## Your assignment
Write the records below out again exactly as given, with no images.

Web page and app entries
- Opening Delimiter -

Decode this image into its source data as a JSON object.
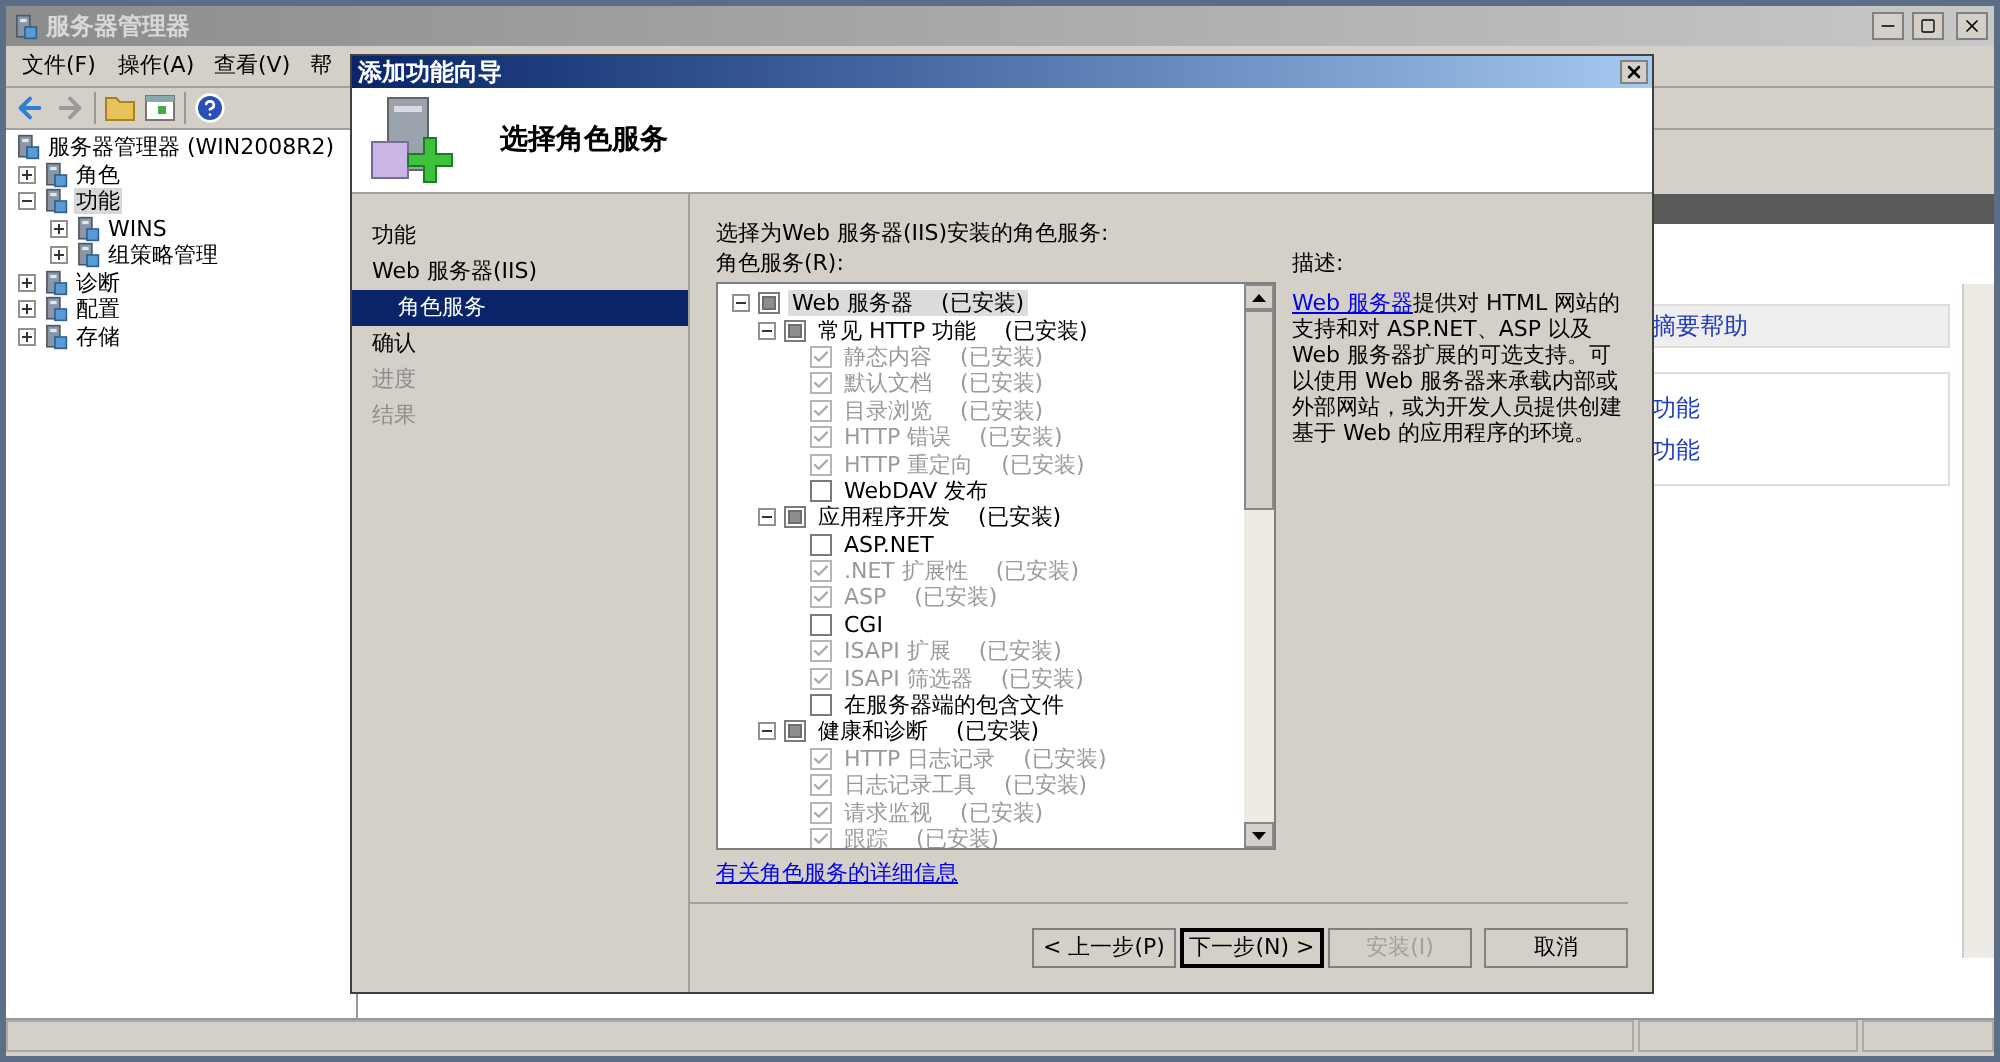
{
  "main_window": {
    "title": "服务器管理器",
    "menu": [
      "文件(F)",
      "操作(A)",
      "查看(V)",
      "帮"
    ],
    "tree": [
      {
        "label": "服务器管理器 (WIN2008R2)",
        "selected": false,
        "children": [
          {
            "label": "角色",
            "expanded": false,
            "selected": false
          },
          {
            "label": "功能",
            "expanded": true,
            "selected": true,
            "children": [
              {
                "label": "WINS",
                "expanded": false,
                "selected": false
              },
              {
                "label": "组策略管理",
                "expanded": false,
                "selected": false
              }
            ]
          },
          {
            "label": "诊断",
            "expanded": false,
            "selected": false
          },
          {
            "label": "配置",
            "expanded": false,
            "selected": false
          },
          {
            "label": "存储",
            "expanded": false,
            "selected": false
          }
        ]
      }
    ],
    "right_pane": {
      "header": "摘要帮助",
      "links": [
        "功能",
        "功能"
      ]
    }
  },
  "dialog": {
    "title": "添加功能向导",
    "heading": "选择角色服务",
    "steps": [
      {
        "label": "功能",
        "selected": false,
        "disabled": false
      },
      {
        "label": "Web 服务器(IIS)",
        "selected": false,
        "disabled": false,
        "children": [
          {
            "label": "角色服务",
            "selected": true,
            "disabled": false
          }
        ]
      },
      {
        "label": "确认",
        "selected": false,
        "disabled": false
      },
      {
        "label": "进度",
        "selected": false,
        "disabled": true
      },
      {
        "label": "结果",
        "selected": false,
        "disabled": true
      }
    ],
    "prompt": "选择为Web 服务器(IIS)安装的角色服务:",
    "list_label": "角色服务(R):",
    "role_services": [
      {
        "label": "Web 服务器",
        "status": "(已安装)",
        "indeterminate": true,
        "disabled": false,
        "selected": true,
        "expanded": true,
        "children": [
          {
            "label": "常见 HTTP 功能",
            "status": "(已安装)",
            "indeterminate": true,
            "disabled": false,
            "selected": false,
            "expanded": true,
            "children": [
              {
                "label": "静态内容",
                "status": "(已安装)",
                "checked": true,
                "disabled": true,
                "selected": false
              },
              {
                "label": "默认文档",
                "status": "(已安装)",
                "checked": true,
                "disabled": true,
                "selected": false
              },
              {
                "label": "目录浏览",
                "status": "(已安装)",
                "checked": true,
                "disabled": true,
                "selected": false
              },
              {
                "label": "HTTP 错误",
                "status": "(已安装)",
                "checked": true,
                "disabled": true,
                "selected": false
              },
              {
                "label": "HTTP 重定向",
                "status": "(已安装)",
                "checked": true,
                "disabled": true,
                "selected": false
              },
              {
                "label": "WebDAV 发布",
                "checked": false,
                "disabled": false,
                "selected": false
              }
            ]
          },
          {
            "label": "应用程序开发",
            "status": "(已安装)",
            "indeterminate": true,
            "disabled": false,
            "selected": false,
            "expanded": true,
            "children": [
              {
                "label": "ASP.NET",
                "checked": false,
                "disabled": false,
                "selected": false
              },
              {
                "label": ".NET 扩展性",
                "status": "(已安装)",
                "checked": true,
                "disabled": true,
                "selected": false
              },
              {
                "label": "ASP",
                "status": "(已安装)",
                "checked": true,
                "disabled": true,
                "selected": false
              },
              {
                "label": "CGI",
                "checked": false,
                "disabled": false,
                "selected": false
              },
              {
                "label": "ISAPI 扩展",
                "status": "(已安装)",
                "checked": true,
                "disabled": true,
                "selected": false
              },
              {
                "label": "ISAPI 筛选器",
                "status": "(已安装)",
                "checked": true,
                "disabled": true,
                "selected": false
              },
              {
                "label": "在服务器端的包含文件",
                "checked": false,
                "disabled": false,
                "selected": false
              }
            ]
          },
          {
            "label": "健康和诊断",
            "status": "(已安装)",
            "indeterminate": true,
            "disabled": false,
            "selected": false,
            "expanded": true,
            "children": [
              {
                "label": "HTTP 日志记录",
                "status": "(已安装)",
                "checked": true,
                "disabled": true,
                "selected": false
              },
              {
                "label": "日志记录工具",
                "status": "(已安装)",
                "checked": true,
                "disabled": true,
                "selected": false
              },
              {
                "label": "请求监视",
                "status": "(已安装)",
                "checked": true,
                "disabled": true,
                "selected": false
              },
              {
                "label": "跟踪",
                "status": "(已安装)",
                "checked": true,
                "disabled": true,
                "selected": false
              }
            ]
          }
        ]
      }
    ],
    "description_label": "描述:",
    "description": {
      "link": "Web 服务器",
      "text": "提供对 HTML 网站的支持和对 ASP.NET、ASP 以及 Web 服务器扩展的可选支持。可以使用 Web 服务器来承载内部或外部网站，或为开发人员提供创建基于 Web 的应用程序的环境。"
    },
    "more_info_link": "有关角色服务的详细信息",
    "buttons": [
      {
        "label": "< 上一步(P)",
        "disabled": false,
        "default": false
      },
      {
        "label": "下一步(N) >",
        "disabled": false,
        "default": true
      },
      {
        "label": "安装(I)",
        "disabled": true,
        "default": false
      },
      {
        "label": "取消",
        "disabled": false,
        "default": false
      }
    ]
  }
}
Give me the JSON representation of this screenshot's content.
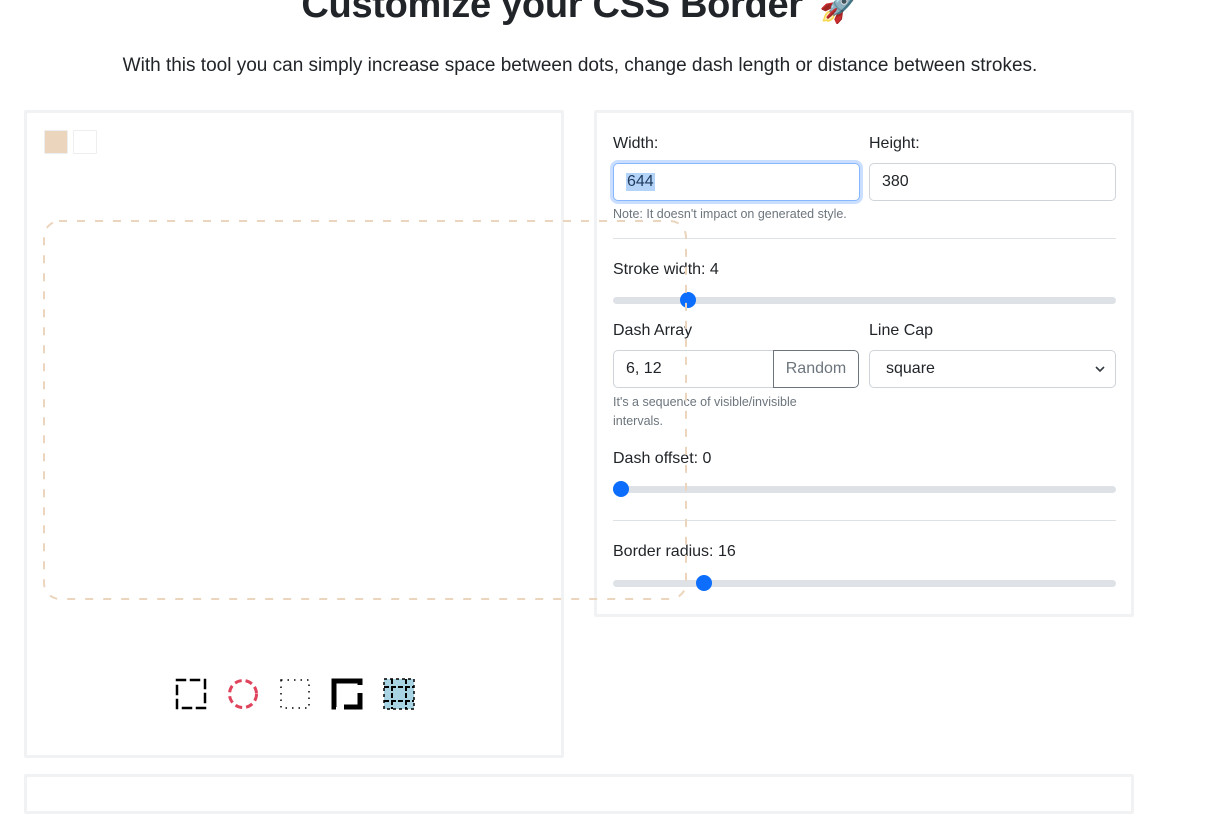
{
  "header": {
    "title": "Customize your CSS Border",
    "title_emoji": "🚀",
    "subtitle": "With this tool you can simply increase space between dots, change dash length or distance between strokes."
  },
  "preview": {
    "colors": [
      "#ecd5bd",
      "#ffffff"
    ],
    "border_color": "#ecd5bd",
    "presets": [
      {
        "name": "dashed-square-preset-icon",
        "color": "#000000"
      },
      {
        "name": "dashed-circle-preset-icon",
        "color": "#e0435c"
      },
      {
        "name": "dotted-square-preset-icon",
        "color": "#000000"
      },
      {
        "name": "thick-dashed-square-preset-icon",
        "color": "#000000"
      },
      {
        "name": "grid-pattern-preset-icon",
        "color": "#000000",
        "fill": "#a8d3e3"
      }
    ]
  },
  "settings": {
    "width_label": "Width:",
    "width_value": "644",
    "height_label": "Height:",
    "height_value": "380",
    "size_note": "Note: It doesn't impact on generated style.",
    "stroke_label": "Stroke width: 4",
    "stroke_value": 4,
    "stroke_fraction": 0.137,
    "dash_array_label": "Dash Array",
    "dash_array_value": "6, 12",
    "random_label": "Random",
    "line_cap_label": "Line Cap",
    "line_cap_value": "square",
    "dash_note": "It's a sequence of visible/invisible intervals.",
    "dash_offset_label": "Dash offset: 0",
    "dash_offset_value": 0,
    "dash_offset_fraction": 0.0,
    "radius_label": "Border radius: 16",
    "radius_value": 16,
    "radius_fraction": 0.17,
    "accent_color": "#0d6efd"
  }
}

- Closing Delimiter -

## Exercise answer
Decode this image into its source data as a JSON object.
{
  "main_window": {
    "title": "服务器管理器",
    "menu": [
      "文件(F)",
      "操作(A)",
      "查看(V)",
      "帮"
    ],
    "tree": [
      {
        "label": "服务器管理器 (WIN2008R2)",
        "selected": false,
        "children": [
          {
            "label": "角色",
            "expanded": false,
            "selected": false
          },
          {
            "label": "功能",
            "expanded": true,
            "selected": true,
            "children": [
              {
                "label": "WINS",
                "expanded": false,
                "selected": false
              },
              {
                "label": "组策略管理",
                "expanded": false,
                "selected": false
              }
            ]
          },
          {
            "label": "诊断",
            "expanded": false,
            "selected": false
          },
          {
            "label": "配置",
            "expanded": false,
            "selected": false
          },
          {
            "label": "存储",
            "expanded": false,
            "selected": false
          }
        ]
      }
    ],
    "right_pane": {
      "header": "摘要帮助",
      "links": [
        "功能",
        "功能"
      ]
    }
  },
  "dialog": {
    "title": "添加功能向导",
    "heading": "选择角色服务",
    "steps": [
      {
        "label": "功能",
        "selected": false,
        "disabled": false
      },
      {
        "label": "Web 服务器(IIS)",
        "selected": false,
        "disabled": false,
        "children": [
          {
            "label": "角色服务",
            "selected": true,
            "disabled": false
          }
        ]
      },
      {
        "label": "确认",
        "selected": false,
        "disabled": false
      },
      {
        "label": "进度",
        "selected": false,
        "disabled": true
      },
      {
        "label": "结果",
        "selected": false,
        "disabled": true
      }
    ],
    "prompt": "选择为Web 服务器(IIS)安装的角色服务:",
    "list_label": "角色服务(R):",
    "role_services": [
      {
        "label": "Web 服务器",
        "status": "(已安装)",
        "indeterminate": true,
        "disabled": false,
        "selected": true,
        "expanded": true,
        "children": [
          {
            "label": "常见 HTTP 功能",
            "status": "(已安装)",
            "indeterminate": true,
            "disabled": false,
            "selected": false,
            "expanded": true,
            "children": [
              {
                "label": "静态内容",
                "status": "(已安装)",
                "checked": true,
                "disabled": true,
                "selected": false
              },
              {
                "label": "默认文档",
                "status": "(已安装)",
                "checked": true,
                "disabled": true,
                "selected": false
              },
              {
                "label": "目录浏览",
                "status": "(已安装)",
                "checked": true,
                "disabled": true,
                "selected": false
              },
              {
                "label": "HTTP 错误",
                "status": "(已安装)",
                "checked": true,
                "disabled": true,
                "selected": false
              },
              {
                "label": "HTTP 重定向",
                "status": "(已安装)",
                "checked": true,
                "disabled": true,
                "selected": false
              },
              {
                "label": "WebDAV 发布",
                "checked": false,
                "disabled": false,
                "selected": false
              }
            ]
          },
          {
            "label": "应用程序开发",
            "status": "(已安装)",
            "indeterminate": true,
            "disabled": false,
            "selected": false,
            "expanded": true,
            "children": [
              {
                "label": "ASP.NET",
                "checked": false,
                "disabled": false,
                "selected": false
              },
              {
                "label": ".NET 扩展性",
                "status": "(已安装)",
                "checked": true,
                "disabled": true,
                "selected": false
              },
              {
                "label": "ASP",
                "status": "(已安装)",
                "checked": true,
                "disabled": true,
                "selected": false
              },
              {
                "label": "CGI",
                "checked": false,
                "disabled": false,
                "selected": false
              },
              {
                "label": "ISAPI 扩展",
                "status": "(已安装)",
                "checked": true,
                "disabled": true,
                "selected": false
              },
              {
                "label": "ISAPI 筛选器",
                "status": "(已安装)",
                "checked": true,
                "disabled": true,
                "selected": false
              },
              {
                "label": "在服务器端的包含文件",
                "checked": false,
                "disabled": false,
                "selected": false
              }
            ]
          },
          {
            "label": "健康和诊断",
            "status": "(已安装)",
            "indeterminate": true,
            "disabled": false,
            "selected": false,
            "expanded": true,
            "children": [
              {
                "label": "HTTP 日志记录",
                "status": "(已安装)",
                "checked": true,
                "disabled": true,
                "selected": false
              },
              {
                "label": "日志记录工具",
                "status": "(已安装)",
                "checked": true,
                "disabled": true,
                "selected": false
              },
              {
                "label": "请求监视",
                "status": "(已安装)",
                "checked": true,
                "disabled": true,
                "selected": false
              },
              {
                "label": "跟踪",
                "status": "(已安装)",
                "checked": true,
                "disabled": true,
                "selected": false
              }
            ]
          }
        ]
      }
    ],
    "description_label": "描述:",
    "description": {
      "link": "Web 服务器",
      "text": "提供对 HTML 网站的支持和对 ASP.NET、ASP 以及 Web 服务器扩展的可选支持。可以使用 Web 服务器来承载内部或外部网站，或为开发人员提供创建基于 Web 的应用程序的环境。"
    },
    "more_info_link": "有关角色服务的详细信息",
    "buttons": [
      {
        "label": "< 上一步(P)",
        "disabled": false,
        "default": false
      },
      {
        "label": "下一步(N) >",
        "disabled": false,
        "default": true
      },
      {
        "label": "安装(I)",
        "disabled": true,
        "default": false
      },
      {
        "label": "取消",
        "disabled": false,
        "default": false
      }
    ]
  }
}
Give me the JSON representation of this screenshot's content.
{
  "header": {
    "title": "Customize your CSS Border",
    "title_emoji": "🚀",
    "subtitle": "With this tool you can simply increase space between dots, change dash length or distance between strokes."
  },
  "preview": {
    "colors": [
      "#ecd5bd",
      "#ffffff"
    ],
    "border_color": "#ecd5bd",
    "presets": [
      {
        "name": "dashed-square-preset-icon",
        "color": "#000000"
      },
      {
        "name": "dashed-circle-preset-icon",
        "color": "#e0435c"
      },
      {
        "name": "dotted-square-preset-icon",
        "color": "#000000"
      },
      {
        "name": "thick-dashed-square-preset-icon",
        "color": "#000000"
      },
      {
        "name": "grid-pattern-preset-icon",
        "color": "#000000",
        "fill": "#a8d3e3"
      }
    ]
  },
  "settings": {
    "width_label": "Width:",
    "width_value": "644",
    "height_label": "Height:",
    "height_value": "380",
    "size_note": "Note: It doesn't impact on generated style.",
    "stroke_label": "Stroke width: 4",
    "stroke_value": 4,
    "stroke_fraction": 0.137,
    "dash_array_label": "Dash Array",
    "dash_array_value": "6, 12",
    "random_label": "Random",
    "line_cap_label": "Line Cap",
    "line_cap_value": "square",
    "dash_note": "It's a sequence of visible/invisible intervals.",
    "dash_offset_label": "Dash offset: 0",
    "dash_offset_value": 0,
    "dash_offset_fraction": 0.0,
    "radius_label": "Border radius: 16",
    "radius_value": 16,
    "radius_fraction": 0.17,
    "accent_color": "#0d6efd"
  }
}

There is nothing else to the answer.